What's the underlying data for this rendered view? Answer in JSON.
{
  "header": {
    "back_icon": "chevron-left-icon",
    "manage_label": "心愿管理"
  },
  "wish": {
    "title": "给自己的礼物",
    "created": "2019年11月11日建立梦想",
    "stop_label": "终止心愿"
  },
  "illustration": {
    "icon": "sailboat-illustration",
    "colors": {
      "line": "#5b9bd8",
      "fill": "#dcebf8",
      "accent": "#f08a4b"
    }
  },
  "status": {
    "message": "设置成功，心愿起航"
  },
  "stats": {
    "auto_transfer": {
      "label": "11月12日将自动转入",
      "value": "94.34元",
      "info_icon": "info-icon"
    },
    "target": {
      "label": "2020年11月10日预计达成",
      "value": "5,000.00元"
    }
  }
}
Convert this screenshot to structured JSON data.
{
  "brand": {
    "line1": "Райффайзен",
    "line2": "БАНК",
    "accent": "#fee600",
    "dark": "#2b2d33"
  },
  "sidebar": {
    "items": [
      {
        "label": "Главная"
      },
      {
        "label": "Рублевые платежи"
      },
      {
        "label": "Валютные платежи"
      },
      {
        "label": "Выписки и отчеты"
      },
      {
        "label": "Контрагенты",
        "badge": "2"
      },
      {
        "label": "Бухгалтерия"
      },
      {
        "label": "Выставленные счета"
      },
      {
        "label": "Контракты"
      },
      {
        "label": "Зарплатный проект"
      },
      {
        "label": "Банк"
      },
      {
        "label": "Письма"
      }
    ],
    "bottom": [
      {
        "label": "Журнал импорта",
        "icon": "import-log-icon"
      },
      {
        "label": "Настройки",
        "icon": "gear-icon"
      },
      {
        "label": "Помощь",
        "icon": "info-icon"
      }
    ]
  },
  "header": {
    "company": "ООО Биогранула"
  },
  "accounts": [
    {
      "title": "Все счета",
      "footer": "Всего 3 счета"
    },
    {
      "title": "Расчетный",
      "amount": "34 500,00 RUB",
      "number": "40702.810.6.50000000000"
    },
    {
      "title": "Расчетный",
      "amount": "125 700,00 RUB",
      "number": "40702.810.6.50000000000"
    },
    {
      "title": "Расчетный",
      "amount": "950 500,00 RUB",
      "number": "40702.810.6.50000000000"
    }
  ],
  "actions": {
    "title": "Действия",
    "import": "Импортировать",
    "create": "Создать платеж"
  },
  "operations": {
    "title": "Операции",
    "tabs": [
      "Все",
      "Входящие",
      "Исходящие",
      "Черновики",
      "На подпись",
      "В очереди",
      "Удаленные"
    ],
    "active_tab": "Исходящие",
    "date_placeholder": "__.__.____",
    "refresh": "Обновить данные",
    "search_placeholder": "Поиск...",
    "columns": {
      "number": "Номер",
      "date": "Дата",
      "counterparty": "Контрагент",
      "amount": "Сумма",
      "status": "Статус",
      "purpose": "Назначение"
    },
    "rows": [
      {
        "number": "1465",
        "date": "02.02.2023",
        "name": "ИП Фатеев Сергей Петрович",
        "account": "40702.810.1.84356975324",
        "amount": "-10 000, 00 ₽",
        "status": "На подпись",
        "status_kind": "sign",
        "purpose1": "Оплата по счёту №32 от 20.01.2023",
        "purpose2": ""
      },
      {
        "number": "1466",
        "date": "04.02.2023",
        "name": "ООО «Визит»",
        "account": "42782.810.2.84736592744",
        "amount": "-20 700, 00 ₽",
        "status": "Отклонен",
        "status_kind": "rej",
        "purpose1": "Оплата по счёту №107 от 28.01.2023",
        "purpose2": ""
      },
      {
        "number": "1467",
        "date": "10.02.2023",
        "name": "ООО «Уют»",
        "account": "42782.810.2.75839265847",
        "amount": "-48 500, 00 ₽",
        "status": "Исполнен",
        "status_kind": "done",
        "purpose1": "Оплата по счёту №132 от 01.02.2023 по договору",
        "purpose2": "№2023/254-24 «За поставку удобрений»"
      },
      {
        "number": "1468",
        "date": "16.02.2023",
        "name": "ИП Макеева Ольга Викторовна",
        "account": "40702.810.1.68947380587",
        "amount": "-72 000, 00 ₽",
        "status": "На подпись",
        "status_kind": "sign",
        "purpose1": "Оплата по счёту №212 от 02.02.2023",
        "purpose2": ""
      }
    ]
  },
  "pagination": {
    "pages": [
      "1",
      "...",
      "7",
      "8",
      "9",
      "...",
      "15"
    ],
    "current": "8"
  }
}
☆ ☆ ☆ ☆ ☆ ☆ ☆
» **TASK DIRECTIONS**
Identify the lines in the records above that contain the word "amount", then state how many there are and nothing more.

» **YOUR SOLUTION**
8